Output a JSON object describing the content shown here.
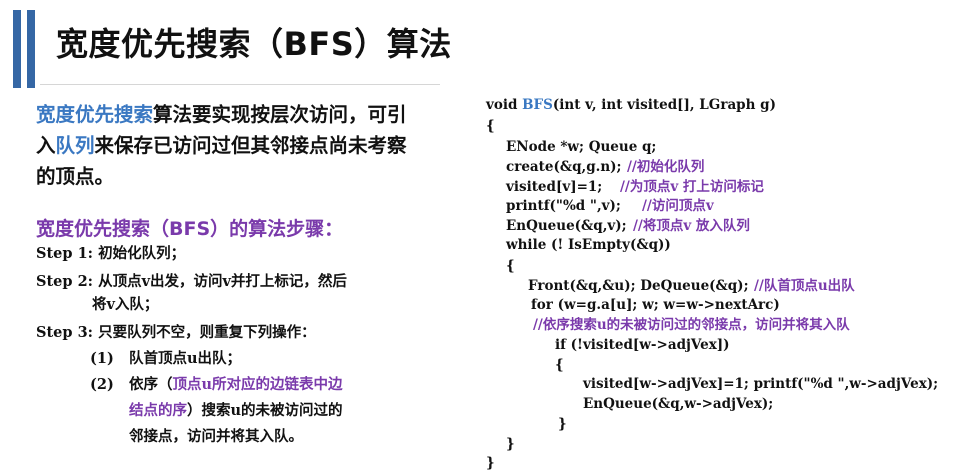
{
  "title": "宽度优先搜索（BFS）算法",
  "intro": {
    "line1": {
      "hl": "宽度优先搜索",
      "rest": "算法要实现按层次访问，可引"
    },
    "line2": {
      "pre": "入",
      "hl": "队列",
      "rest": "来保存已访问过但其邻接点尚未考察"
    },
    "line3": "的顶点。"
  },
  "steps_heading": "宽度优先搜索（BFS）的算法步骤：",
  "steps": {
    "s1": "Step 1: 初始化队列；",
    "s2a": "Step 2: 从顶点v出发，访问v并打上标记，然后",
    "s2b": "将v入队；",
    "s3": "Step 3: 只要队列不空，则重复下列操作：",
    "sub1_num": "(1)",
    "sub1_text": "队首顶点u出队；",
    "sub2_num": "(2)",
    "sub2_pre": "依序（",
    "sub2_hl_a": "顶点u所对应的边链表中边",
    "sub2_hl_b": "结点的序",
    "sub2_rest_b": "）搜索u的未被访问过的",
    "sub2_c": "邻接点，访问并将其入队。"
  },
  "code": {
    "l1_pre": "void ",
    "l1_fn": "BFS",
    "l1_rest": "(int v, int visited[], LGraph g)",
    "l2": "{",
    "l3": "ENode *w;  Queue q;",
    "l4_code": "create(&q,g.n);",
    "l4_cm": "//初始化队列",
    "l5_code": "visited[v]=1;",
    "l5_cm": "//为顶点v 打上访问标记",
    "l6_code": "printf(\"%d \",v);",
    "l6_cm": "//访问顶点v",
    "l7_code": "EnQueue(&q,v);",
    "l7_cm": "//将顶点v 放入队列",
    "l8": "while (! IsEmpty(&q))",
    "l9": "{",
    "l10_code": "Front(&q,&u);   DeQueue(&q);",
    "l10_cm": "//队首顶点u出队",
    "l11": "for (w=g.a[u]; w; w=w->nextArc)",
    "l12_cm": "//依序搜索u的未被访问过的邻接点，访问并将其入队",
    "l13": "if (!visited[w->adjVex])",
    "l14": "{",
    "l15": "visited[w->adjVex]=1;  printf(\"%d \",w->adjVex);",
    "l16": "EnQueue(&q,w->adjVex);",
    "l17": "}",
    "l18": "}",
    "l19": "}"
  },
  "colors": {
    "accent": "#3567a5",
    "blue_text": "#3a78c2",
    "purple_text": "#7a3aab"
  }
}
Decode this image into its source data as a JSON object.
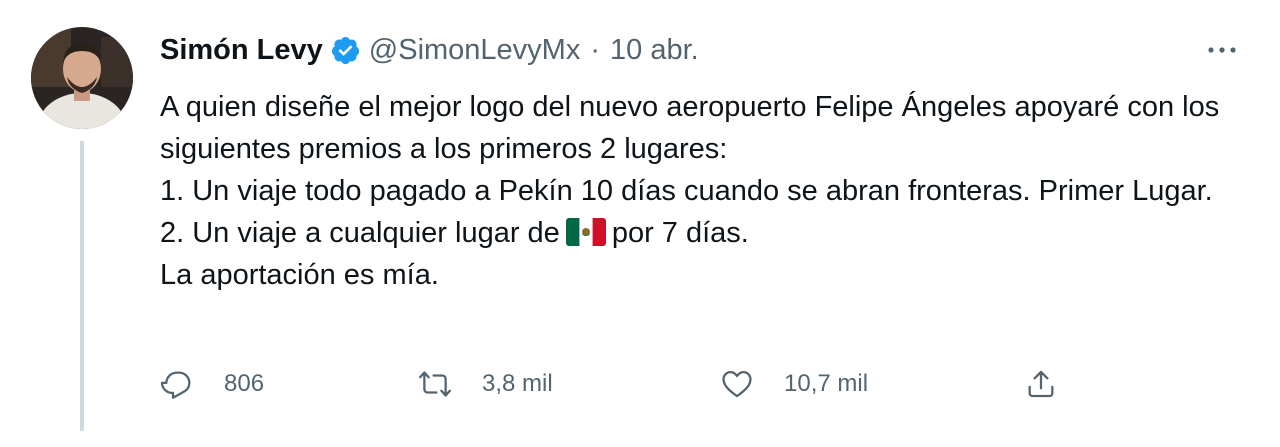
{
  "tweet": {
    "author_name": "Simón Levy",
    "author_handle": "@SimonLevyMx",
    "separator": "·",
    "date": "10 abr.",
    "text_line1": "A quien diseñe el mejor logo del nuevo aeropuerto Felipe Ángeles  apoyaré con los siguientes premios a los primeros 2 lugares:",
    "text_line2": "1. Un viaje todo pagado a Pekín 10 días cuando se abran fronteras. Primer Lugar.",
    "text_line3_before": "2. Un viaje a cualquier lugar de",
    "text_line3_after": "por 7 días.",
    "text_line4": "La aportación es mía.",
    "flag_icon": "mexico-flag-icon",
    "verified_icon": "verified-badge-icon",
    "accent_color": "#1d9bf0"
  },
  "actions": {
    "replies": "806",
    "retweets": "3,8 mil",
    "likes": "10,7 mil"
  }
}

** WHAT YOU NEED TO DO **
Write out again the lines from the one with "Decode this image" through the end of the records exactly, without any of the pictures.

** EXERCISE ANSWER **
Decode this image into its source data as a JSON object.
{
  "tweet": {
    "author_name": "Simón Levy",
    "author_handle": "@SimonLevyMx",
    "separator": "·",
    "date": "10 abr.",
    "text_line1": "A quien diseñe el mejor logo del nuevo aeropuerto Felipe Ángeles  apoyaré con los siguientes premios a los primeros 2 lugares:",
    "text_line2": "1. Un viaje todo pagado a Pekín 10 días cuando se abran fronteras. Primer Lugar.",
    "text_line3_before": "2. Un viaje a cualquier lugar de",
    "text_line3_after": "por 7 días.",
    "text_line4": "La aportación es mía.",
    "flag_icon": "mexico-flag-icon",
    "verified_icon": "verified-badge-icon",
    "accent_color": "#1d9bf0"
  },
  "actions": {
    "replies": "806",
    "retweets": "3,8 mil",
    "likes": "10,7 mil"
  }
}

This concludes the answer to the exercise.